Extracted data:

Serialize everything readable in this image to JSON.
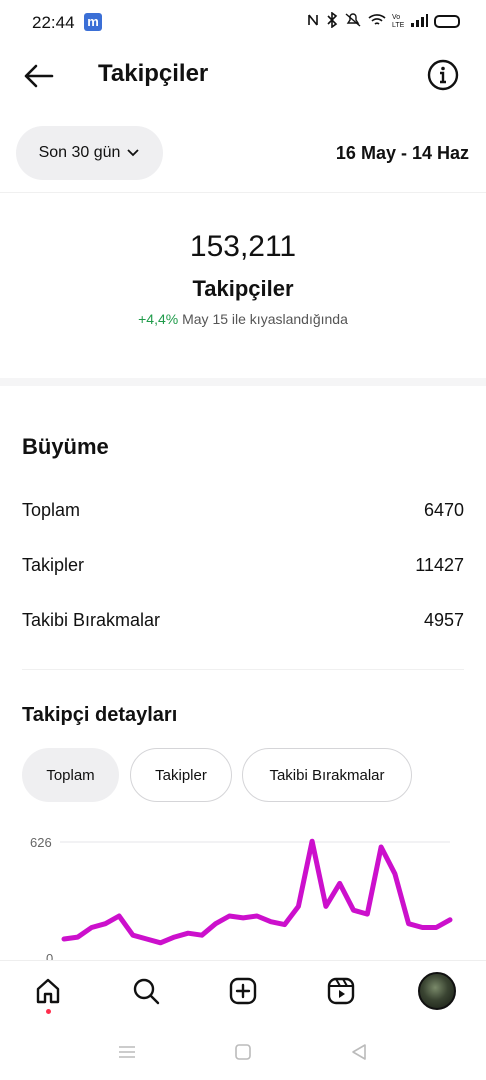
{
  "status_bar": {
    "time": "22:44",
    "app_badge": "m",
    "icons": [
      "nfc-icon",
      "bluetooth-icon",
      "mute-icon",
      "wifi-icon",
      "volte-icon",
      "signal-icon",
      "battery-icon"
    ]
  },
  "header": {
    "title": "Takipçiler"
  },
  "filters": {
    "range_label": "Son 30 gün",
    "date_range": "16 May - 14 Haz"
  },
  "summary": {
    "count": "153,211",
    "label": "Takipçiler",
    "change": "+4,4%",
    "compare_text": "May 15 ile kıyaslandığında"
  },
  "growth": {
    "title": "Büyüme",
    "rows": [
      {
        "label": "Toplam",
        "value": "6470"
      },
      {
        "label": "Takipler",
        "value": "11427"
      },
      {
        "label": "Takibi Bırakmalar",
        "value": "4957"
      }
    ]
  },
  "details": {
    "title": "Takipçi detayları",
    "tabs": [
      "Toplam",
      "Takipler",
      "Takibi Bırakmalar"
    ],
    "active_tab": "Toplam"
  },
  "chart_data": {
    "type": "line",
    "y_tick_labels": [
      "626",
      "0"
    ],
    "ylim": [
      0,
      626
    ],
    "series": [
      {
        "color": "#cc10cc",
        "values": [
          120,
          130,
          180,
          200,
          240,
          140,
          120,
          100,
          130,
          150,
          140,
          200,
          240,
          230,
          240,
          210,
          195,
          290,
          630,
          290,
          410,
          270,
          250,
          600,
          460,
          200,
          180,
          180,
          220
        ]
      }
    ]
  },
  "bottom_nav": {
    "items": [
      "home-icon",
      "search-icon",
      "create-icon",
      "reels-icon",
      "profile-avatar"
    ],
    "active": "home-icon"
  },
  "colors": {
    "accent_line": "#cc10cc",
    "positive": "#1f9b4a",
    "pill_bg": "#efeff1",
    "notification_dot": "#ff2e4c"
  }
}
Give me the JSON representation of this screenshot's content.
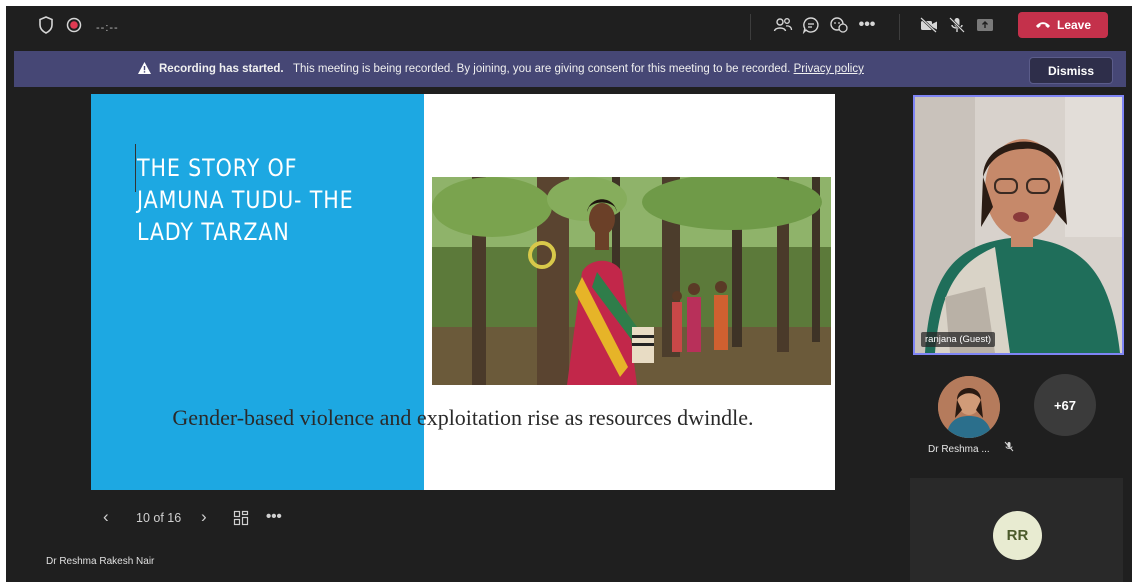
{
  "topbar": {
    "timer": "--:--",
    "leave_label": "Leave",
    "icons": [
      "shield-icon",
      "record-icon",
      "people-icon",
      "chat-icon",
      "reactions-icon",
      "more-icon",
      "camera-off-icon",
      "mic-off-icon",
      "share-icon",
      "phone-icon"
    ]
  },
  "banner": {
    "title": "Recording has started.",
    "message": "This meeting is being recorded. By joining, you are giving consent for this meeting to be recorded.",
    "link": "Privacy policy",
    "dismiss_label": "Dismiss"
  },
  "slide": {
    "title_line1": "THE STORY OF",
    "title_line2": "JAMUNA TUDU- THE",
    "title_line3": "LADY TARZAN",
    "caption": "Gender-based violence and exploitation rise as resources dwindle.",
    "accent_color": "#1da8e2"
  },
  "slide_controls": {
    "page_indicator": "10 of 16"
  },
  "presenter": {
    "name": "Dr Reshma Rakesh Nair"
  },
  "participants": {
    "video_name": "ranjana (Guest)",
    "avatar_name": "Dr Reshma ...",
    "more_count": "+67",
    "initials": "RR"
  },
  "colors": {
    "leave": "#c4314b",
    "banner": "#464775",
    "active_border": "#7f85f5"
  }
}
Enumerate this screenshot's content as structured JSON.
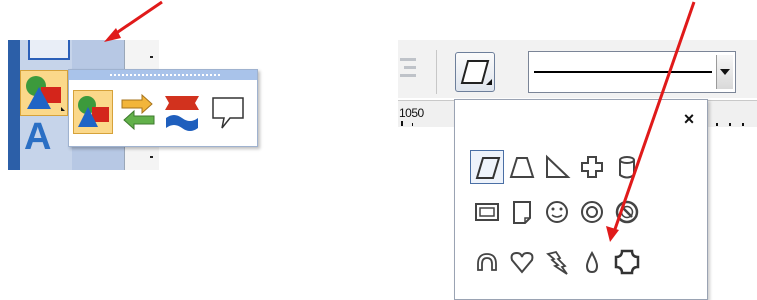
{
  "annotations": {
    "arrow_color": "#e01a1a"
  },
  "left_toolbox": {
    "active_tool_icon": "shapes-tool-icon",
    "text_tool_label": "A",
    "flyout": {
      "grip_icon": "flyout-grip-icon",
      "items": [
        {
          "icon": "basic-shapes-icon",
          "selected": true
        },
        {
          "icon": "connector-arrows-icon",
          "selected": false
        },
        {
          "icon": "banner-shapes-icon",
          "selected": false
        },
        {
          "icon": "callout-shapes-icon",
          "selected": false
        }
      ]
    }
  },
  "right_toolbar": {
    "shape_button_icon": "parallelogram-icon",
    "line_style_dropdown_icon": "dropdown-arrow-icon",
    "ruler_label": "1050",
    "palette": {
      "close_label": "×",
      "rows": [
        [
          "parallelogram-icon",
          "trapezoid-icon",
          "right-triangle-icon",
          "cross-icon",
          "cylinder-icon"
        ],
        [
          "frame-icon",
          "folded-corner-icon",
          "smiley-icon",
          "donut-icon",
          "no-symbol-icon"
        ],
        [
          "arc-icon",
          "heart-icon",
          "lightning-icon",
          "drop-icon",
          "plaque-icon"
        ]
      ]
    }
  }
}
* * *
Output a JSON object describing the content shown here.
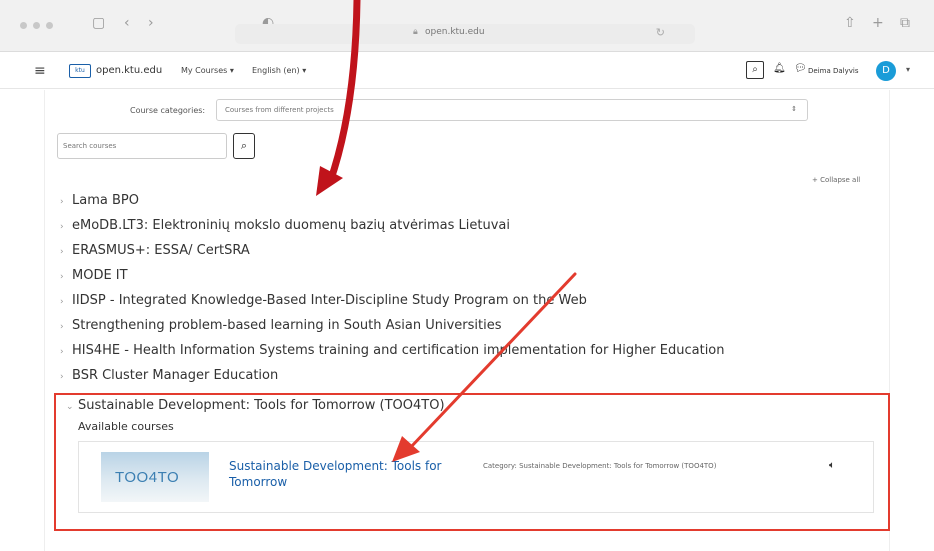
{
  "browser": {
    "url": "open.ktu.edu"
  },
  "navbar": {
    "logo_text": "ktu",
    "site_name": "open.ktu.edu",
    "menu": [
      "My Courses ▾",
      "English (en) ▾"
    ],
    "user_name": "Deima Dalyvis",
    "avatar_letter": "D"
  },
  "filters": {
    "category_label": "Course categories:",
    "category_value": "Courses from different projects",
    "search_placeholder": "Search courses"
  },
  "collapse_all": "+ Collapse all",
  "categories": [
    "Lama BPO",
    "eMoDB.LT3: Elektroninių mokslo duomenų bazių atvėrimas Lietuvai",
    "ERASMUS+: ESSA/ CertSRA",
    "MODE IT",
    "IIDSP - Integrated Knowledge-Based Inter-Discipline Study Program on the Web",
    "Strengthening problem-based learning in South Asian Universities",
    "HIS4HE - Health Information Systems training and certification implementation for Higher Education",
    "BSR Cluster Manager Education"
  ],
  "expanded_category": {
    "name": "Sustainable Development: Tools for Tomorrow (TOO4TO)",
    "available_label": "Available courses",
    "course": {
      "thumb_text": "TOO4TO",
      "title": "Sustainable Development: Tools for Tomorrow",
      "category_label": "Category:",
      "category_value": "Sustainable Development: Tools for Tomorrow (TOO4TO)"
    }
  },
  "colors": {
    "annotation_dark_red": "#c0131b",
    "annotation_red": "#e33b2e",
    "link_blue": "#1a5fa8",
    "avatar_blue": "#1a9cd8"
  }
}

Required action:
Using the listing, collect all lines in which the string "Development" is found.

Task result:
    "name": "Sustainable Development: Tools for Tomorrow (TOO4TO)",
      "title": "Sustainable Development: Tools for Tomorrow",
      "category_value": "Sustainable Development: Tools for Tomorrow (TOO4TO)"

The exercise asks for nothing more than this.